--- Task item ---
Make an exact copy of every entry, from the first line to the last.

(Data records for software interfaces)
"""
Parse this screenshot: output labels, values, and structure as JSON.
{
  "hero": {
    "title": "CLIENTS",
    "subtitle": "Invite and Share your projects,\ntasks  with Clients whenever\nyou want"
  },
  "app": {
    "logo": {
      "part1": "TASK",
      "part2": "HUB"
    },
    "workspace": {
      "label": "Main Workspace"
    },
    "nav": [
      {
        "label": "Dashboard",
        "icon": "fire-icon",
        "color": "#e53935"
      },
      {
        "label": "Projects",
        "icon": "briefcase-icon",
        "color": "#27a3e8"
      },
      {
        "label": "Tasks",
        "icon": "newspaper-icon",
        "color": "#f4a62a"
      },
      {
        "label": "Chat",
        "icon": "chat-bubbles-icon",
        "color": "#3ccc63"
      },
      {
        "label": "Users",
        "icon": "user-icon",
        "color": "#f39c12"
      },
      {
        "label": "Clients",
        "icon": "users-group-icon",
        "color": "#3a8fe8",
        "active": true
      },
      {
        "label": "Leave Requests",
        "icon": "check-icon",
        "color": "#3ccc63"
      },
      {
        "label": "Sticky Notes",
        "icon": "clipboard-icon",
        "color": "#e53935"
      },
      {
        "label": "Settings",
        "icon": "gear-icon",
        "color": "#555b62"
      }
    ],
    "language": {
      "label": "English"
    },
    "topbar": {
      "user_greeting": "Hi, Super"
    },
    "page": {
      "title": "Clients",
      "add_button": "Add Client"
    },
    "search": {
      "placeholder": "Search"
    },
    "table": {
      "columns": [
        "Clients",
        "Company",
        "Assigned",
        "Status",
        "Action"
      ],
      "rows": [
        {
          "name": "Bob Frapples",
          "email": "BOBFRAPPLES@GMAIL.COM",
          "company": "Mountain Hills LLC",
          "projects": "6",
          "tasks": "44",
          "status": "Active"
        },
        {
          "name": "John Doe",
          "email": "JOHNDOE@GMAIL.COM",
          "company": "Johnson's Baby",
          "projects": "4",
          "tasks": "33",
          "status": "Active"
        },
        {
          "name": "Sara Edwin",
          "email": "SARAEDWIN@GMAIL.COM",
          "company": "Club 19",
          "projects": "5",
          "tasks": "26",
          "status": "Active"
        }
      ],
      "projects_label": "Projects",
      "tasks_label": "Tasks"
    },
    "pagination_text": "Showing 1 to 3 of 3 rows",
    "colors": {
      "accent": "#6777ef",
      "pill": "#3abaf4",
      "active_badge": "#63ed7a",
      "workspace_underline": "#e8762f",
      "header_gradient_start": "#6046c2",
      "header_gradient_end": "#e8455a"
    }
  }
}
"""
--- Answer to this exercise ---
Parse this screenshot: output labels, values, and structure as JSON.
{
  "hero": {
    "title": "CLIENTS",
    "subtitle": "Invite and Share your projects,\ntasks  with Clients whenever\nyou want"
  },
  "app": {
    "logo": {
      "part1": "TASK",
      "part2": "HUB"
    },
    "workspace": {
      "label": "Main Workspace"
    },
    "nav": [
      {
        "label": "Dashboard",
        "icon": "fire-icon",
        "color": "#e53935"
      },
      {
        "label": "Projects",
        "icon": "briefcase-icon",
        "color": "#27a3e8"
      },
      {
        "label": "Tasks",
        "icon": "newspaper-icon",
        "color": "#f4a62a"
      },
      {
        "label": "Chat",
        "icon": "chat-bubbles-icon",
        "color": "#3ccc63"
      },
      {
        "label": "Users",
        "icon": "user-icon",
        "color": "#f39c12"
      },
      {
        "label": "Clients",
        "icon": "users-group-icon",
        "color": "#3a8fe8",
        "active": true
      },
      {
        "label": "Leave Requests",
        "icon": "check-icon",
        "color": "#3ccc63"
      },
      {
        "label": "Sticky Notes",
        "icon": "clipboard-icon",
        "color": "#e53935"
      },
      {
        "label": "Settings",
        "icon": "gear-icon",
        "color": "#555b62"
      }
    ],
    "language": {
      "label": "English"
    },
    "topbar": {
      "user_greeting": "Hi, Super"
    },
    "page": {
      "title": "Clients",
      "add_button": "Add Client"
    },
    "search": {
      "placeholder": "Search"
    },
    "table": {
      "columns": [
        "Clients",
        "Company",
        "Assigned",
        "Status",
        "Action"
      ],
      "rows": [
        {
          "name": "Bob Frapples",
          "email": "BOBFRAPPLES@GMAIL.COM",
          "company": "Mountain Hills LLC",
          "projects": "6",
          "tasks": "44",
          "status": "Active"
        },
        {
          "name": "John Doe",
          "email": "JOHNDOE@GMAIL.COM",
          "company": "Johnson's Baby",
          "projects": "4",
          "tasks": "33",
          "status": "Active"
        },
        {
          "name": "Sara Edwin",
          "email": "SARAEDWIN@GMAIL.COM",
          "company": "Club 19",
          "projects": "5",
          "tasks": "26",
          "status": "Active"
        }
      ],
      "projects_label": "Projects",
      "tasks_label": "Tasks"
    },
    "pagination_text": "Showing 1 to 3 of 3 rows",
    "colors": {
      "accent": "#6777ef",
      "pill": "#3abaf4",
      "active_badge": "#63ed7a",
      "workspace_underline": "#e8762f",
      "header_gradient_start": "#6046c2",
      "header_gradient_end": "#e8455a"
    }
  }
}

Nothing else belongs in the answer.